After the game four players were named as MVPs. They were Mount Saint Joseph’s Walton (attack) and Myers (midfield) and Catonsville’s Gorski (defense) and Gabe Wallman (goalie).


The Comets (2-1) will try to get back on track when they play Eastern Tech on Wednesday at CCBC Essex. The Gaels play at Loyola Blakefield on Friday night in their Maryland Interscholastic Athletic Association A Conference opener.

But neither team will ever forget the game they played in honor of a legendary coach who impacted the lives of so many athletes.

“A lot of these guys have grown up playing with each other and there is a lot of pride in this game and there is a lot of passion and you see it on both sides of the ball,” Reid said. “Both teams give 110% and I give it to Catonsville, they came out here and they were flying around.”

For Schultz, the game was about much more than winning or losing.

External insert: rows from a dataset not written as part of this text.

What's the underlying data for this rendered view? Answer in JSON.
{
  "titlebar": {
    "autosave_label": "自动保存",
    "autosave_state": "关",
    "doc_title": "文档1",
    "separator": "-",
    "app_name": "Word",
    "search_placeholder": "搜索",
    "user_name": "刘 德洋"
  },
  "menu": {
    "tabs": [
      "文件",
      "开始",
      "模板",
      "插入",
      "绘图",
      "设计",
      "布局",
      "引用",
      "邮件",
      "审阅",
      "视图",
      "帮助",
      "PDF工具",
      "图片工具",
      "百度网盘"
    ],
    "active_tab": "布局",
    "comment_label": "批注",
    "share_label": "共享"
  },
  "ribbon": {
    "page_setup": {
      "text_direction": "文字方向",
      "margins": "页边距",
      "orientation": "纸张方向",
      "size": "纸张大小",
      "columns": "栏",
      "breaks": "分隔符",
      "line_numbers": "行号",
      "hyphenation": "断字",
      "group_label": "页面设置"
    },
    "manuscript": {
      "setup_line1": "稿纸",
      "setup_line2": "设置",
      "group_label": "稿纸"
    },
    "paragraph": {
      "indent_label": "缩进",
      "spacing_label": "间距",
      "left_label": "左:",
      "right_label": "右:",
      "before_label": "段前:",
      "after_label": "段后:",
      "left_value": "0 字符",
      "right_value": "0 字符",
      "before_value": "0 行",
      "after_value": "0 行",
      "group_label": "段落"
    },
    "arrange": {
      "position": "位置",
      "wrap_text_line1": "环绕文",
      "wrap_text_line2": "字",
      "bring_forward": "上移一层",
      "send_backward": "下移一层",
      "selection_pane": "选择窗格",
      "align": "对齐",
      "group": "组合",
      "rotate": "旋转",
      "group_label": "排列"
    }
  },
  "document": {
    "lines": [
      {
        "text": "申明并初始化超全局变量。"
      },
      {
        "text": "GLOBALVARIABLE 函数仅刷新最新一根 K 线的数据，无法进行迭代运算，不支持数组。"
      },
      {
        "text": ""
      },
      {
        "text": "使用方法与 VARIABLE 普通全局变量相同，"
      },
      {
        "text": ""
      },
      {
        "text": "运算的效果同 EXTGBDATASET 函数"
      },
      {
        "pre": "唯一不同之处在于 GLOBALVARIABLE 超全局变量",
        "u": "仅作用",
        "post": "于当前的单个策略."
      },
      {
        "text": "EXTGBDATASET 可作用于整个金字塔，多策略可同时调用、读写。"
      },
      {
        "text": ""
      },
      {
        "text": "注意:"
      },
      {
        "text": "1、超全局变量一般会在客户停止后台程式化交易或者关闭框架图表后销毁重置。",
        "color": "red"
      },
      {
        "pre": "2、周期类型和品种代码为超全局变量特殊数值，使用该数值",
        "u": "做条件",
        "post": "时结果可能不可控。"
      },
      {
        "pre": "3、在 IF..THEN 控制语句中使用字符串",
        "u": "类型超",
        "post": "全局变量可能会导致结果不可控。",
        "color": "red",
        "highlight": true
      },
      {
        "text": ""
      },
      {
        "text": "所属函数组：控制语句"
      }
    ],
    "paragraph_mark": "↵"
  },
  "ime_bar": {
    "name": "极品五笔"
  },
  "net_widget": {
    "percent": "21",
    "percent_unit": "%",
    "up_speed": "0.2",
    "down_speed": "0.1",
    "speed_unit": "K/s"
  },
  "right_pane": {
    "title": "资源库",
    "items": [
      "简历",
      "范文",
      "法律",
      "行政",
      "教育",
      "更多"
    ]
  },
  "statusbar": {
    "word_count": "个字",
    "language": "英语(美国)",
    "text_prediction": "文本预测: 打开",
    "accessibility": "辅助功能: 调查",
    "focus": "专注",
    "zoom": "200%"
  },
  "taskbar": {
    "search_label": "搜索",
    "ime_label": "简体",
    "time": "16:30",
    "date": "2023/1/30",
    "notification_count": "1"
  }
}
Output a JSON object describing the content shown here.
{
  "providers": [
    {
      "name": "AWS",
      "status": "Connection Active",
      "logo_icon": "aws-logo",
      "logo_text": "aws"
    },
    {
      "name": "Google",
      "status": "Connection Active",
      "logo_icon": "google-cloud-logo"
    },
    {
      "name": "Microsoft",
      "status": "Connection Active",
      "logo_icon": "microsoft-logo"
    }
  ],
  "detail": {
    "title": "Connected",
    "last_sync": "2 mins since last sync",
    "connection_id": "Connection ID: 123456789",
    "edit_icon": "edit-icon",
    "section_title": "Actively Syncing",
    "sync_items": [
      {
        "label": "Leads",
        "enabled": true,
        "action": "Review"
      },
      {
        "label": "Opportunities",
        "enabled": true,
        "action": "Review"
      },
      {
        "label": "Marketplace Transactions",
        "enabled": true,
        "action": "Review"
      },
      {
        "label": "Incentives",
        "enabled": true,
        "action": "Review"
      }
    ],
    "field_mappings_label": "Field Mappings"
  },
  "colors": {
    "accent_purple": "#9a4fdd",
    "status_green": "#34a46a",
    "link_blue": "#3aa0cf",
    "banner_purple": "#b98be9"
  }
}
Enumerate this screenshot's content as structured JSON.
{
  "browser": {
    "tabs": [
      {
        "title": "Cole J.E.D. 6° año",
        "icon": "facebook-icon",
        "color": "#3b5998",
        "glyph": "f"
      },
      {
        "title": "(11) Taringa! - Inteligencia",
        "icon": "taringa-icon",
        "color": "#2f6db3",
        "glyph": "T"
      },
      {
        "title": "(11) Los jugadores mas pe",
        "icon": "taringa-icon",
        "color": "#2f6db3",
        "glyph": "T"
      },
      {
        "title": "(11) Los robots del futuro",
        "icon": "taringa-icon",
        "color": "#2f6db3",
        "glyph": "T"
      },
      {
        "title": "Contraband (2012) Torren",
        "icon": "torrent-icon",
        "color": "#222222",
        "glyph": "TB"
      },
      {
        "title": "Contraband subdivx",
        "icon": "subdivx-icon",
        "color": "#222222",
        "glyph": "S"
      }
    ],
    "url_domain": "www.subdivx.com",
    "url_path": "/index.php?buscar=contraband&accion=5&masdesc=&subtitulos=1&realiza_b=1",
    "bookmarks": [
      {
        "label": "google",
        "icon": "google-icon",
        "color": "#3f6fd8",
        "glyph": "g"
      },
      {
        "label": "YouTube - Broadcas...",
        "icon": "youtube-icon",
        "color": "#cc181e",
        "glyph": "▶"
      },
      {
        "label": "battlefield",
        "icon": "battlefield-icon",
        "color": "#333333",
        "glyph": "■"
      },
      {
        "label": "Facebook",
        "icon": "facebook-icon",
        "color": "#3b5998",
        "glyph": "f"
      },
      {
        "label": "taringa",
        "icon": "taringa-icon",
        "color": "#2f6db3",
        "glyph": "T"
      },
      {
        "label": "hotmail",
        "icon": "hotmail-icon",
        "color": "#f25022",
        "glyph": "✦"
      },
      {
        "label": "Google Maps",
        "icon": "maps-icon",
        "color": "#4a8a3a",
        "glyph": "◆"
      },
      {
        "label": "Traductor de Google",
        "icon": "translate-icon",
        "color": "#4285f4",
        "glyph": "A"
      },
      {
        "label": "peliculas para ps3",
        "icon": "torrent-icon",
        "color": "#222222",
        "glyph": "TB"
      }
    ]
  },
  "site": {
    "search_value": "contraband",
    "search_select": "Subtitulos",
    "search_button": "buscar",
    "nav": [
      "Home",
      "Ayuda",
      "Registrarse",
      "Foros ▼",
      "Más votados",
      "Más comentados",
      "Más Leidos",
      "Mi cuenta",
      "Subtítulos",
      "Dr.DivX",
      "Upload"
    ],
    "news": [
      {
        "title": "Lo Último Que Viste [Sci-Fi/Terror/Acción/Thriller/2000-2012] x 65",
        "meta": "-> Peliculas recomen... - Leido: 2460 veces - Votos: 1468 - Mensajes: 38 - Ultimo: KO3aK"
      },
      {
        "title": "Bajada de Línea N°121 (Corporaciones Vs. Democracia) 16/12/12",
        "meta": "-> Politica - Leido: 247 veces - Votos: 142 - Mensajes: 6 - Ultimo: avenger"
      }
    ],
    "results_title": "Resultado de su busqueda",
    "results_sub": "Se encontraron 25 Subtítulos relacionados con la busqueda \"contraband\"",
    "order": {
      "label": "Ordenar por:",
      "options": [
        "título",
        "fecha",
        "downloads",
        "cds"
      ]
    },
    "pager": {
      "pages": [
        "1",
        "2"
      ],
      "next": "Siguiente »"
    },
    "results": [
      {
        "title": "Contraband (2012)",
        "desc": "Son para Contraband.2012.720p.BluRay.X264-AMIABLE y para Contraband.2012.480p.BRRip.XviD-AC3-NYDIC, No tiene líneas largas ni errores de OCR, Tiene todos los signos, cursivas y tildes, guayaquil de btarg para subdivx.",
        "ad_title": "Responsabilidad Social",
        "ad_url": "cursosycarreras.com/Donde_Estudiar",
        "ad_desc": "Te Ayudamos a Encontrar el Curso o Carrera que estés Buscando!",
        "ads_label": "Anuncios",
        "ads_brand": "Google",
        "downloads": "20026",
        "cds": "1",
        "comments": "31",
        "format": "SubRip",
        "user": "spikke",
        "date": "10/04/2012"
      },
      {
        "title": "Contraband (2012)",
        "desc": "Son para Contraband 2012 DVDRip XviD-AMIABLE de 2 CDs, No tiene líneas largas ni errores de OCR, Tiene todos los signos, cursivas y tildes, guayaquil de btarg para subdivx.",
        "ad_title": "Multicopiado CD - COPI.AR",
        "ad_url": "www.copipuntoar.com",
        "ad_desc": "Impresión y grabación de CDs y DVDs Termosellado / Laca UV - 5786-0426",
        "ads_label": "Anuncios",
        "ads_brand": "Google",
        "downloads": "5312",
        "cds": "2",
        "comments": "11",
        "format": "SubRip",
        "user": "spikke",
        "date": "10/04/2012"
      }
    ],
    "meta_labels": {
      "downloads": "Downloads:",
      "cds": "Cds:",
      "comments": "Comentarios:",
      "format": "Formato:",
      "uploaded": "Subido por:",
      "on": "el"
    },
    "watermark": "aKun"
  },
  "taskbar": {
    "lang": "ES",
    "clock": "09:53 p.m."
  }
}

“Lacrosse is the medicine game,” he said. “It was a horribly sad situation, but it was a beautiful way to honor him on a gorgeous day and Brent would have wanted MSJ to win.”